Your instructions = Only lines that contain the word "precision" belong in the answer; copy them from the records below.

[Element data from apps and pages]
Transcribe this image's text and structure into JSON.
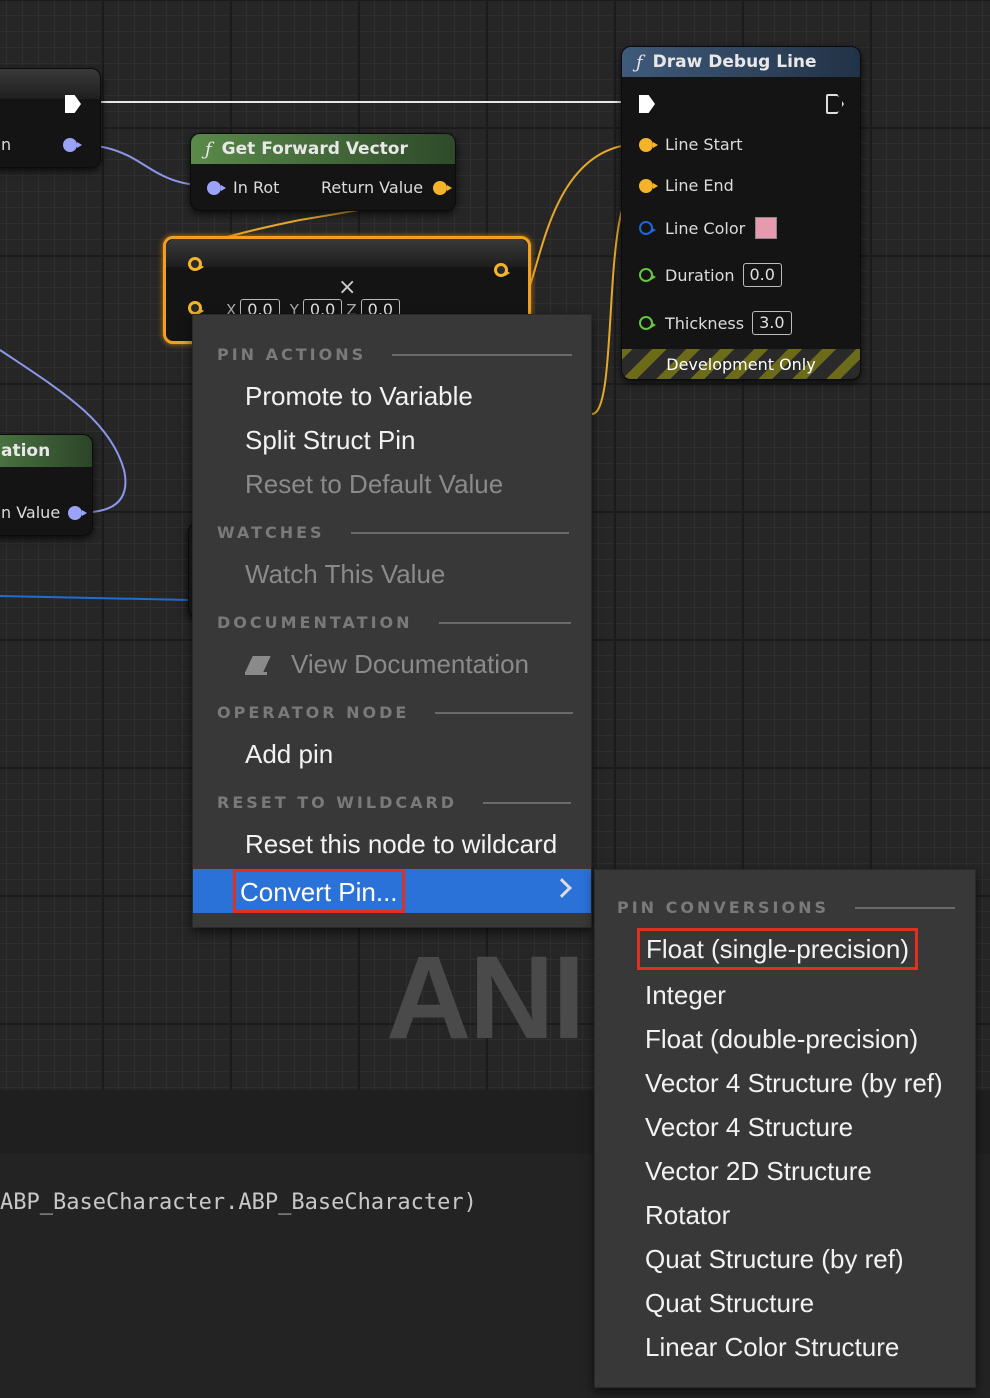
{
  "nodes": {
    "left_top": {
      "pin_fragment": "n"
    },
    "get_forward_vector": {
      "title": "Get Forward Vector",
      "input": "In Rot",
      "output": "Return Value"
    },
    "add_node": {
      "x_label": "X",
      "y_label": "Y",
      "z_label": "Z",
      "x_val": "0.0",
      "y_val": "0.0",
      "z_val": "0.0",
      "close": "×",
      "add_pin_fragment": "Add pin"
    },
    "left_mid": {
      "title_fragment": "ation",
      "pin_fragment": "n Value"
    },
    "draw_debug_line": {
      "title": "Draw Debug Line",
      "pins": {
        "line_start": "Line Start",
        "line_end": "Line End",
        "line_color": "Line Color",
        "duration": "Duration",
        "thickness": "Thickness"
      },
      "duration_value": "0.0",
      "thickness_value": "3.0",
      "line_color_hex": "#e59ab0",
      "footer": "Development Only"
    }
  },
  "background_text": "ANI",
  "log_text": "ABP_BaseCharacter.ABP_BaseCharacter)",
  "context_menu": {
    "sections": {
      "pin_actions": "PIN ACTIONS",
      "watches": "WATCHES",
      "documentation": "DOCUMENTATION",
      "operator_node": "OPERATOR NODE",
      "reset_to_wildcard": "RESET TO WILDCARD"
    },
    "items": {
      "promote": "Promote to Variable",
      "split": "Split Struct Pin",
      "reset_default": "Reset to Default Value",
      "watch": "Watch This Value",
      "view_doc": "View Documentation",
      "add_pin": "Add pin",
      "reset_wildcard": "Reset this node to wildcard",
      "convert_pin": "Convert Pin..."
    }
  },
  "sub_menu": {
    "header": "PIN CONVERSIONS",
    "items": [
      "Float (single-precision)",
      "Integer",
      "Float (double-precision)",
      "Vector 4 Structure (by ref)",
      "Vector 4 Structure",
      "Vector 2D Structure",
      "Rotator",
      "Quat Structure (by ref)",
      "Quat Structure",
      "Linear Color Structure"
    ]
  },
  "colors": {
    "accent_selection": "#2a72d8",
    "highlight_box": "#e03020",
    "exec_pin": "#ffffff",
    "vector_pin": "#f3b42a",
    "rotator_pin": "#9aa3f7",
    "float_pin": "#6ac53b"
  }
}
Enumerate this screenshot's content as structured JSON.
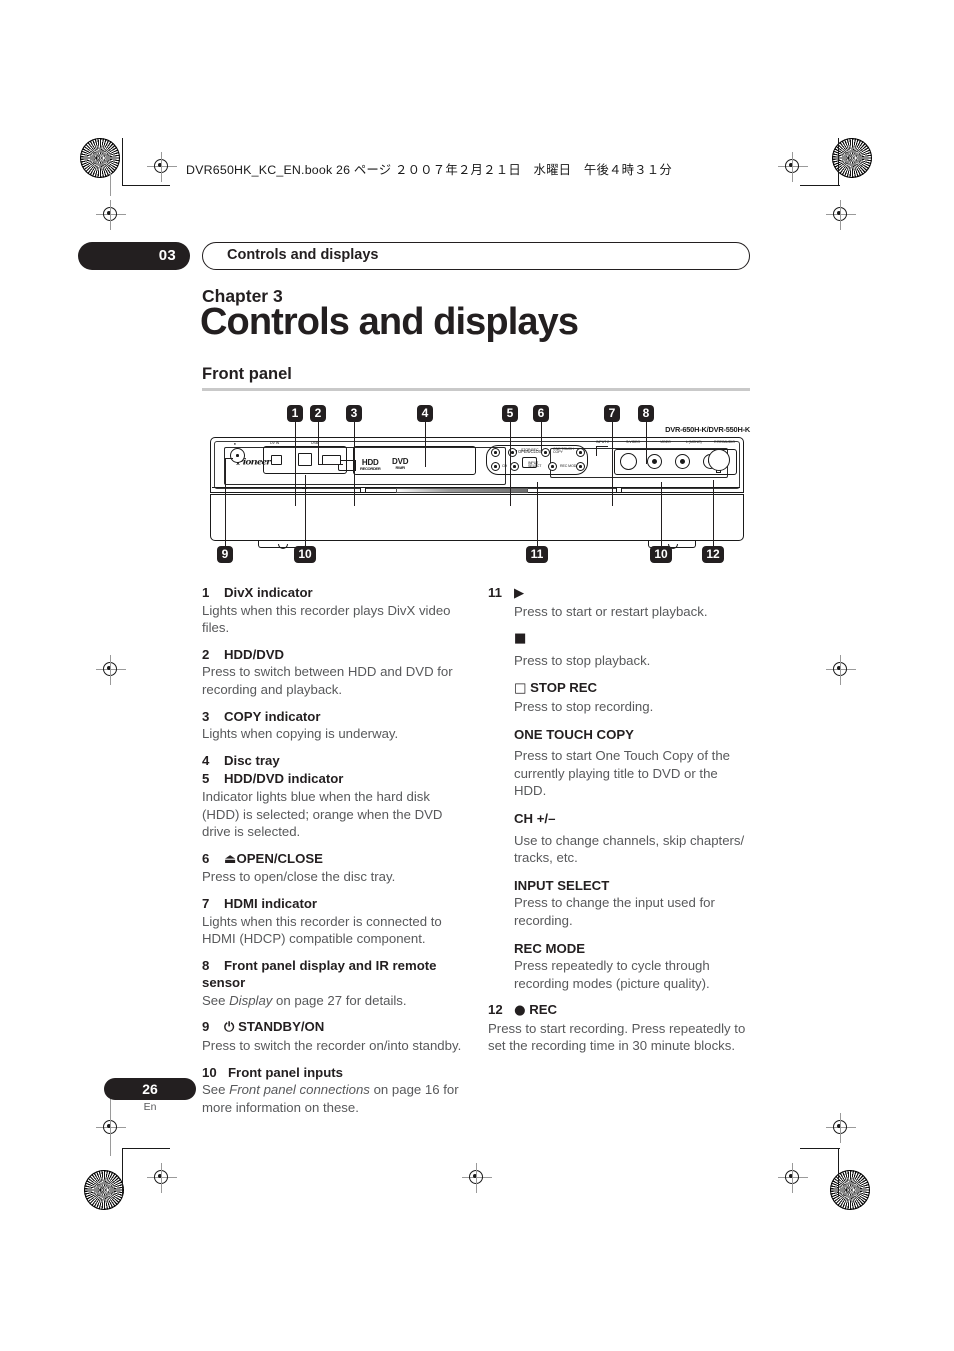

Answer to the exercise =
      "Float (single-precision)",
      "Float (double-precision)",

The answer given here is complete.